Moisture content in lumber

What is moisture content of lumber?

The amount of moisture in wood is often expressed as a percentage of the weight of the wood when the oven-drying method is used. When a tree is still growing, the tree may have more moisture in it than ovendry wood fiber, resulting in moisture contents greater than 100%. As wood is cut and exposed to air, the moisture dries from the wood. In a sawmill, this process can be expedited by running the rough lumber through a kiln process, exposing it to elevated temperatures to aid the drying process. Southern Pine lumber can be gradestamped as KD19 when it has been dried in a kiln to a maximum moisture content of 19%. This generally means that the average moisture content of the lumber will be close to 15%, with some pieces somewhat drier and some pieces somewhat wetter.

Why dry lumber?

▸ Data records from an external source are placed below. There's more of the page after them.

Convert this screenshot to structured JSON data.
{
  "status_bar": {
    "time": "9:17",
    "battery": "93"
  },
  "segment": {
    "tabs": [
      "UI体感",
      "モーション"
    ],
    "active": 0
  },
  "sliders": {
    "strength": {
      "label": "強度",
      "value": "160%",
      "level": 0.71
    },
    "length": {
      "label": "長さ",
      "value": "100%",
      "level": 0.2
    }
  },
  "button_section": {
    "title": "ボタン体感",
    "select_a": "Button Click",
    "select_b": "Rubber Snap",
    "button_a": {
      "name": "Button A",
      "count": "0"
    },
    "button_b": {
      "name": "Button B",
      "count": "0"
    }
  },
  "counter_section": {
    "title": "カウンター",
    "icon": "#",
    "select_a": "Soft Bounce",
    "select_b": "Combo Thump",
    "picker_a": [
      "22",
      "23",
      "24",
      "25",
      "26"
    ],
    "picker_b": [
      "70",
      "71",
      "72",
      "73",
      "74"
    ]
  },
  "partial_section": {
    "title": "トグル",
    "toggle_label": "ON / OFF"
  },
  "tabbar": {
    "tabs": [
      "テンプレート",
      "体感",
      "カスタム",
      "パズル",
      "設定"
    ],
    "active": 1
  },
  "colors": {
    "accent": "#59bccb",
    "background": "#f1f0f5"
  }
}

When mills dry their lumber, it reduces the weight of the product which reduces shipping costs. Drying lumber also tends to increase the strength and stiffness properties. As wood loses moisture content, it will also shrink in size. In fact, as wood dries below about 30% moisture content, it will lose about 1% in the radial and tangential directions for every 4% drop in moisture content. Wood shrinks very little in the longitudinal (lengthwise) direction as it dries. The picture below shows exaggerated images of how lumber shrinks relative to where it was cut from the log.

When wood is used in a structure, it will equilibrate to the moisture content determined by the ambient relative humidity. In the United States, this can vary from about 6% MC in arid regions to about 11% MC in wetter coastal regions, with much of the country at about 8% MC. The closer a piece of lumber is to the moisture content it will equilibrate to in place means the less shrinkage will occur after it is installed. If the moisture content of wood exceeds about 23%, it may begin to mold. Keeping lumber mold-free is another good reason to dry lumber.

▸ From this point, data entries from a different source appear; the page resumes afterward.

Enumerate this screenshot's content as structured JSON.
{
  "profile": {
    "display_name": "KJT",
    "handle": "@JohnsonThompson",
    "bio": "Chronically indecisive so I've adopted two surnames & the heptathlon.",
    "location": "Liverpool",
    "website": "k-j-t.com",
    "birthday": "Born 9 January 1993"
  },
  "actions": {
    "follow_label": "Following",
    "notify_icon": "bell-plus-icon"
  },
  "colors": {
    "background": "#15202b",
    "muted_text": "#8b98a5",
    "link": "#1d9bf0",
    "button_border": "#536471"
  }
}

The USDA Wood handbook, Chapter 12, is a great resource for more information on drying wood, how properties change as lumber dries, and ways to protect lumber from moisture.